■ TRY IT
Copy every line of the entries that has the string "value" in it.

■ DATA TO USE
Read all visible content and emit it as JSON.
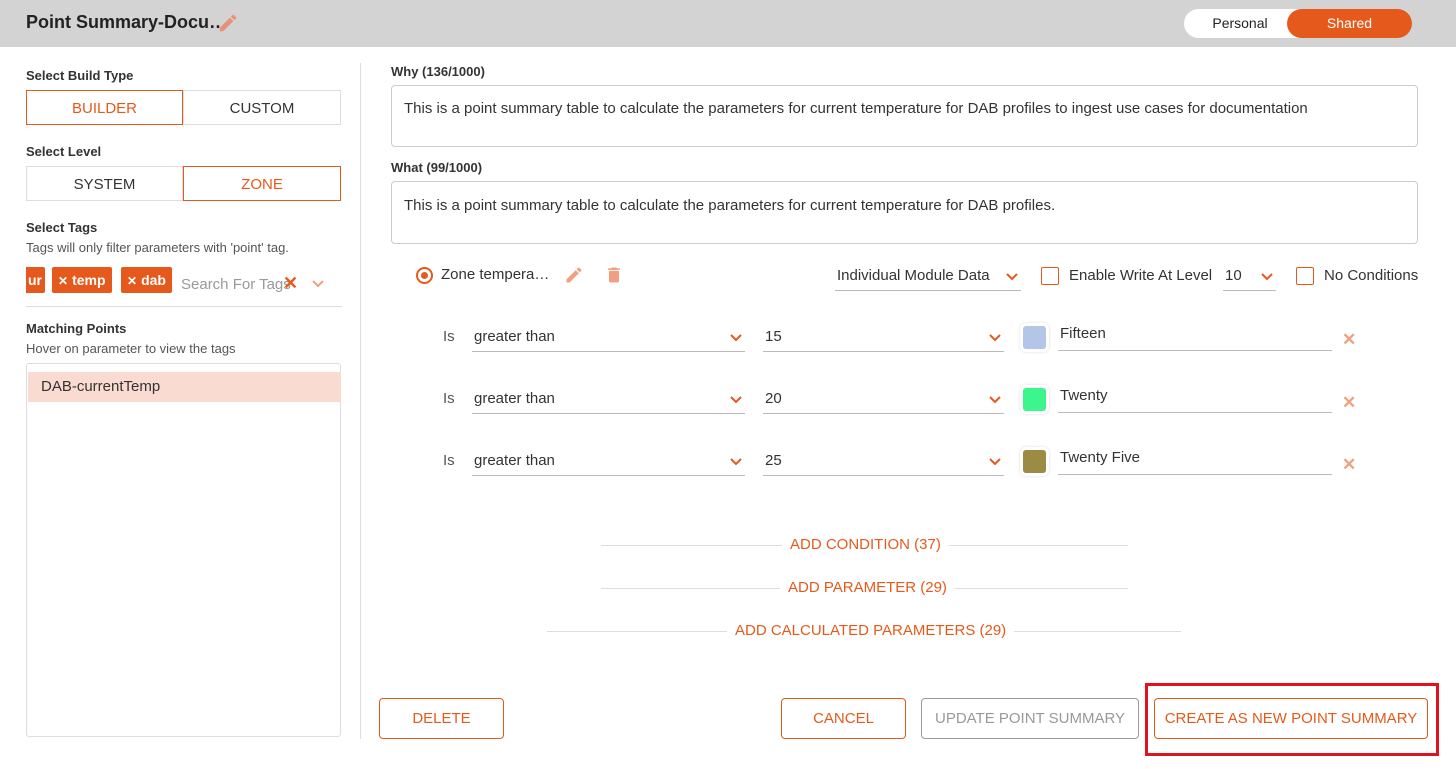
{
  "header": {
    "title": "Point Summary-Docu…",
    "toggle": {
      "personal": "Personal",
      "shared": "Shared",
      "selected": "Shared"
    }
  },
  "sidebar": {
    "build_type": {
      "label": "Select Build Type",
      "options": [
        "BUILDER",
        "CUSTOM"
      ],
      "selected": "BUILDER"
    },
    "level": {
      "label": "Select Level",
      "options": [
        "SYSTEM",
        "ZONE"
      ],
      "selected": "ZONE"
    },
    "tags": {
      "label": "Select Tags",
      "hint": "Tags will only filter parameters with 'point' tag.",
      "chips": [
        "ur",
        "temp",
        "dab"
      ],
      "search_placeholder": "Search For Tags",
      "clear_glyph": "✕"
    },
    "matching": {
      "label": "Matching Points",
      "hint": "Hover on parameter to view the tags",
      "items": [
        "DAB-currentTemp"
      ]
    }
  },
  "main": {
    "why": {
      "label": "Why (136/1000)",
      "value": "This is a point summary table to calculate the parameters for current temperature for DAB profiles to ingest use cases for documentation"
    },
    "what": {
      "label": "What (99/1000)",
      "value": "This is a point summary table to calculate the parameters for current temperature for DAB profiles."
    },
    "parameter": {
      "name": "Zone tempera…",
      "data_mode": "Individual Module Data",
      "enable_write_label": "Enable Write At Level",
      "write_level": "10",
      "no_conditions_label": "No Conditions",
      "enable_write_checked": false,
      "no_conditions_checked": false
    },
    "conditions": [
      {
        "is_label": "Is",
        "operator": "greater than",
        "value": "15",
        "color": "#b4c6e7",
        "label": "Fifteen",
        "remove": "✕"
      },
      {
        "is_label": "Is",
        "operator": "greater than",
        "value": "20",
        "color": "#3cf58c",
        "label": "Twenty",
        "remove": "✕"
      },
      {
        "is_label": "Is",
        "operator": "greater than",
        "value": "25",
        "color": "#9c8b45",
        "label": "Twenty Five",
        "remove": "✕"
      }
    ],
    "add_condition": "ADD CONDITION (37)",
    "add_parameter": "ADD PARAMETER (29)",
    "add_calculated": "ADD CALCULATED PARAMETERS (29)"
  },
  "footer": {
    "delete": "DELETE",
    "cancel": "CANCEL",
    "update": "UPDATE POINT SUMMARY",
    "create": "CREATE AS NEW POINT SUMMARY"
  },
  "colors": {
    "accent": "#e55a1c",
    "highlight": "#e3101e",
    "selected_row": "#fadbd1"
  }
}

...

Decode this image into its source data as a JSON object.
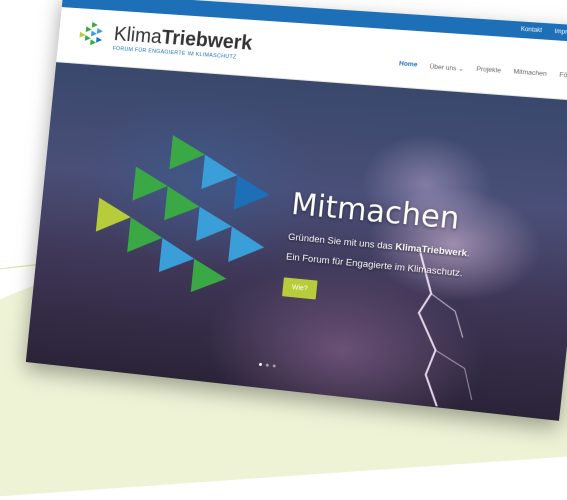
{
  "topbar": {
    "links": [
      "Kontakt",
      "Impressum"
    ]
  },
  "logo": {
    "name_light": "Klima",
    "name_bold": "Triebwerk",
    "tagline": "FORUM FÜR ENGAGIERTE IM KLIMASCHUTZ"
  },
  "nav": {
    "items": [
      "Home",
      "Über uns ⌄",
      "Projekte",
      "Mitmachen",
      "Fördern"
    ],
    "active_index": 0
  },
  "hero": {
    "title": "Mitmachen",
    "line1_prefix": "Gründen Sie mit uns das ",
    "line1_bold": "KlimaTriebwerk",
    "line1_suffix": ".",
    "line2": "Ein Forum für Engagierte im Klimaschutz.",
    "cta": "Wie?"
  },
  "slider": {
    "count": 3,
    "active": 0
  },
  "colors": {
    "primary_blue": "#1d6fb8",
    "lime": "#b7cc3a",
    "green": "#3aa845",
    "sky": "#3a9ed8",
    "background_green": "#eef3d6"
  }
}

■ SOLUTION TO THIS PROBLEM
      "value": "This is a point summary table to calculate the parameters for current temperature for DAB profiles to ingest use cases for documentation"
      "value": "This is a point summary table to calculate the parameters for current temperature for DAB profiles."
        "value": "15",
        "value": "20",
        "value": "25",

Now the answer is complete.